RECORDS PROVIDED —
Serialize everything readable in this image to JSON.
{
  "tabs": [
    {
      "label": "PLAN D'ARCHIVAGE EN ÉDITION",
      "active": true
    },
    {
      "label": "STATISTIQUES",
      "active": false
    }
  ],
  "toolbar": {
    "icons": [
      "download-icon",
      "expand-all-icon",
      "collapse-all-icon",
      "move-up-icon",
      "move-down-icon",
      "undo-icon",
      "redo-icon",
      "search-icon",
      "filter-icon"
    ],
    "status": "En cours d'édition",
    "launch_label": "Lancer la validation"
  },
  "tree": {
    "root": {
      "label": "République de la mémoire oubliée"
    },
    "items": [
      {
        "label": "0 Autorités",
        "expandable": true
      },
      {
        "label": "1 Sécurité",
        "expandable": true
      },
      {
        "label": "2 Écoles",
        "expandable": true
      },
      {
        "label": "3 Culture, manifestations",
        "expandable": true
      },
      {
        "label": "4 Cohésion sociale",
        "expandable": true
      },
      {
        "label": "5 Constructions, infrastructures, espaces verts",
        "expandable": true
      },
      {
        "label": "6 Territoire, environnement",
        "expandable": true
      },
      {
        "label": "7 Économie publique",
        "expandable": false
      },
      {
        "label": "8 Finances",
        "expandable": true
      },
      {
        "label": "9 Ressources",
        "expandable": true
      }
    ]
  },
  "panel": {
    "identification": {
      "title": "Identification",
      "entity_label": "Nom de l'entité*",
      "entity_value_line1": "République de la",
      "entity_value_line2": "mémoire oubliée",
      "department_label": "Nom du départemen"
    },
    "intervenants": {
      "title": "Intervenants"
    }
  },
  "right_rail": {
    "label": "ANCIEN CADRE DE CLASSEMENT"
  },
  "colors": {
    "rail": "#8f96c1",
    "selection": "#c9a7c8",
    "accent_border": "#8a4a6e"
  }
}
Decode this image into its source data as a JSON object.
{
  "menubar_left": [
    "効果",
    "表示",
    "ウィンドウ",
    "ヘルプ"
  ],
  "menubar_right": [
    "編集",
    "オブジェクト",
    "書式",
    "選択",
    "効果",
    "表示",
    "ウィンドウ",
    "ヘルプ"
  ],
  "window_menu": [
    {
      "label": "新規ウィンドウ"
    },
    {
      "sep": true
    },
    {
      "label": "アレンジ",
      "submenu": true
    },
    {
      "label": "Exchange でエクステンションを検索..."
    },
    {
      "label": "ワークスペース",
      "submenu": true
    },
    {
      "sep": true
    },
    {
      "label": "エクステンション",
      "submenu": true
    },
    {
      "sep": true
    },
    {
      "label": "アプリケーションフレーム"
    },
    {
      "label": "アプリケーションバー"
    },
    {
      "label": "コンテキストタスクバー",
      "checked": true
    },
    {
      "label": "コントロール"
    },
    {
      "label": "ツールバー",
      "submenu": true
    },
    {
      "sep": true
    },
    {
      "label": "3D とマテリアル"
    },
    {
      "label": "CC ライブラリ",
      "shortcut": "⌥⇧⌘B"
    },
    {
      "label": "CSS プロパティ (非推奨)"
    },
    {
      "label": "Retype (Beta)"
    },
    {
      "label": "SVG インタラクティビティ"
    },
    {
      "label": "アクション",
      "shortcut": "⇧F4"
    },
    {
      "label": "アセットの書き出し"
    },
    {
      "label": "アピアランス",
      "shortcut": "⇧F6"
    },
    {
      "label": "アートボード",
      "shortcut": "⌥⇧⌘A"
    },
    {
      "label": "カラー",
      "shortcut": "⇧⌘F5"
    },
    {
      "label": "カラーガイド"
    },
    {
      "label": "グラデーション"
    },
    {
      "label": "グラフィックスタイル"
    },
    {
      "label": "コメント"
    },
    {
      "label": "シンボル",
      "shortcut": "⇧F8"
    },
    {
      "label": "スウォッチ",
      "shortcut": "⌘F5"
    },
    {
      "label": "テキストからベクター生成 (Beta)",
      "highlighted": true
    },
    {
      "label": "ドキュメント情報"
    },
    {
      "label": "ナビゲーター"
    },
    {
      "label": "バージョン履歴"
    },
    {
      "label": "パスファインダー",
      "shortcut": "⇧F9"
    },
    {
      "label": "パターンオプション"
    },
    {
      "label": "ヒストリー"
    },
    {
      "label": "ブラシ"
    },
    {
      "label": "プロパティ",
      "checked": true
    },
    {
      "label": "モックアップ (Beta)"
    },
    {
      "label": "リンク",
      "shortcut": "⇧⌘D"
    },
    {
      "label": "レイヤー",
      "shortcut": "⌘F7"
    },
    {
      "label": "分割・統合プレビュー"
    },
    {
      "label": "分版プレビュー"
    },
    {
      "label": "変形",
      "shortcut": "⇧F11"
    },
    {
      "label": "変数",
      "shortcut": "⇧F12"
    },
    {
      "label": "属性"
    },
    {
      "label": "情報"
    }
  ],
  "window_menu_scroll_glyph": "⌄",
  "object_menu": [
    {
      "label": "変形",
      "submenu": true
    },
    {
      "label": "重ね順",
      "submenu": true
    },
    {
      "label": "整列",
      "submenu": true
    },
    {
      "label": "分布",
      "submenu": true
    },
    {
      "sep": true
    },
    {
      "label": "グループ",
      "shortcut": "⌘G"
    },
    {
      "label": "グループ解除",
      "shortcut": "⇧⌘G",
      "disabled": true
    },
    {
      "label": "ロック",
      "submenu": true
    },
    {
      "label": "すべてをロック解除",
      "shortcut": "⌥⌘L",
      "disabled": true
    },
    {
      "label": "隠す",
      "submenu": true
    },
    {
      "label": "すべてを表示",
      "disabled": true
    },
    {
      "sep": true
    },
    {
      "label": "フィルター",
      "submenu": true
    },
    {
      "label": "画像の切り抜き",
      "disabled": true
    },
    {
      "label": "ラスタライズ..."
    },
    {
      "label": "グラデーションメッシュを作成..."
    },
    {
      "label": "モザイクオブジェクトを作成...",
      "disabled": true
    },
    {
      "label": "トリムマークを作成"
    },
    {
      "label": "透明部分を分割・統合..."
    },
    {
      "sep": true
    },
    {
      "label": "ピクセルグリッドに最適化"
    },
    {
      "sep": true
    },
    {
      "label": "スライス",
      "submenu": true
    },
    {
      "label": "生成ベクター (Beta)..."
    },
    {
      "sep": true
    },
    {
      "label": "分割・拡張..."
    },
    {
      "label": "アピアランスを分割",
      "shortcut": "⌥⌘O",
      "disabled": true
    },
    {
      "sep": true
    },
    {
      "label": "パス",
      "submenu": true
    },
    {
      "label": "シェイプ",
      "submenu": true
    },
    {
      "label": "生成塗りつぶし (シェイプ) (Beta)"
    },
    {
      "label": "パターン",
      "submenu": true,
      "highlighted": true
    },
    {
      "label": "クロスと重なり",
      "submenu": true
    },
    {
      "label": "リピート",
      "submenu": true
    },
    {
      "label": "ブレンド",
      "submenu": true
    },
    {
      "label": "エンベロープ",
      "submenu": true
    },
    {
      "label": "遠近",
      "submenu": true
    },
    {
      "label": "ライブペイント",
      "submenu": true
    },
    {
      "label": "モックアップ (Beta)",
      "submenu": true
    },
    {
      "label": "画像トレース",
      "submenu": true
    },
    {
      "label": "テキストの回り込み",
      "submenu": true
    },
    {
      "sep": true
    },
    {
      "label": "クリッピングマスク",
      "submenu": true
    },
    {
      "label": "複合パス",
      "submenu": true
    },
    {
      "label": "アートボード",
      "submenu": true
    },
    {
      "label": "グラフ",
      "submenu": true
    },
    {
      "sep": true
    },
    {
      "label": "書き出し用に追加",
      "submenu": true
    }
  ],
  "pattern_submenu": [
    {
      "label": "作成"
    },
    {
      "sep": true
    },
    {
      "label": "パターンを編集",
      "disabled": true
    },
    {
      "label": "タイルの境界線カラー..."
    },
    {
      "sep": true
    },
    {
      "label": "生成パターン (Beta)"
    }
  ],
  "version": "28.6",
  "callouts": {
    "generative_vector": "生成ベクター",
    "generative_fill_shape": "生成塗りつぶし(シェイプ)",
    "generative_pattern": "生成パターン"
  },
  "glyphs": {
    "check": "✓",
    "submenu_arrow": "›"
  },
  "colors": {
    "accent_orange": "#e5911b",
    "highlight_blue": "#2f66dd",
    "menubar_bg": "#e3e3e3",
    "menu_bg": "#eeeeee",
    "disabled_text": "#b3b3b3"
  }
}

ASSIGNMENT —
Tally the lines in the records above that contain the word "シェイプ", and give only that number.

WRITTEN SOLUTION —
3